> _Requirement_
Your answer must be an exact copy of the records below, minus any images.
__________________________________________________
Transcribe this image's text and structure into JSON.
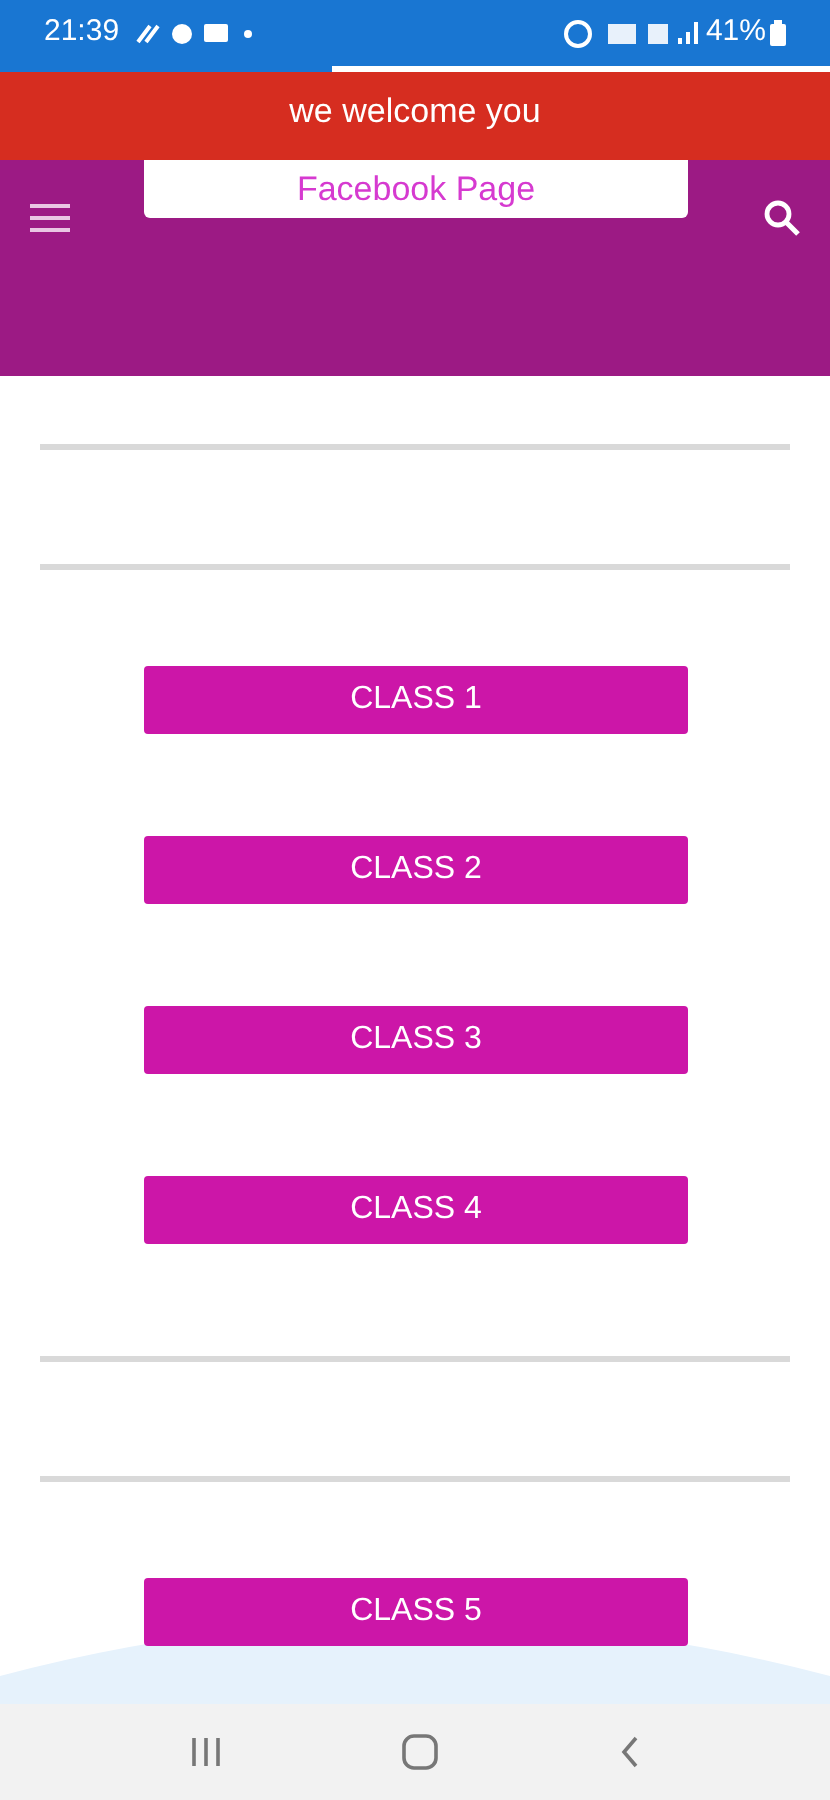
{
  "status_bar": {
    "time": "21:39",
    "battery": "41%"
  },
  "load_bar": {
    "level": 0.4
  },
  "banner": {
    "text": "we welcome you"
  },
  "app_bar": {
    "link": "Facebook Page"
  },
  "content": [
    {
      "kind": "divider"
    },
    {
      "kind": "divider"
    },
    {
      "kind": "button",
      "label": "CLASS 1"
    },
    {
      "kind": "button",
      "label": "CLASS 2"
    },
    {
      "kind": "button",
      "label": "CLASS 3"
    },
    {
      "kind": "button",
      "label": "CLASS 4"
    },
    {
      "kind": "divider"
    },
    {
      "kind": "divider"
    },
    {
      "kind": "button",
      "label": "CLASS 5"
    }
  ]
}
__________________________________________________
> _Answer_
Transcribe this image's text and structure into JSON.
{
  "status_bar": {
    "time": "21:39",
    "battery": "41%"
  },
  "load_bar": {
    "level": 0.4
  },
  "banner": {
    "text": "we welcome you"
  },
  "app_bar": {
    "link": "Facebook Page"
  },
  "content": [
    {
      "kind": "divider"
    },
    {
      "kind": "divider"
    },
    {
      "kind": "button",
      "label": "CLASS 1"
    },
    {
      "kind": "button",
      "label": "CLASS 2"
    },
    {
      "kind": "button",
      "label": "CLASS 3"
    },
    {
      "kind": "button",
      "label": "CLASS 4"
    },
    {
      "kind": "divider"
    },
    {
      "kind": "divider"
    },
    {
      "kind": "button",
      "label": "CLASS 5"
    }
  ]
}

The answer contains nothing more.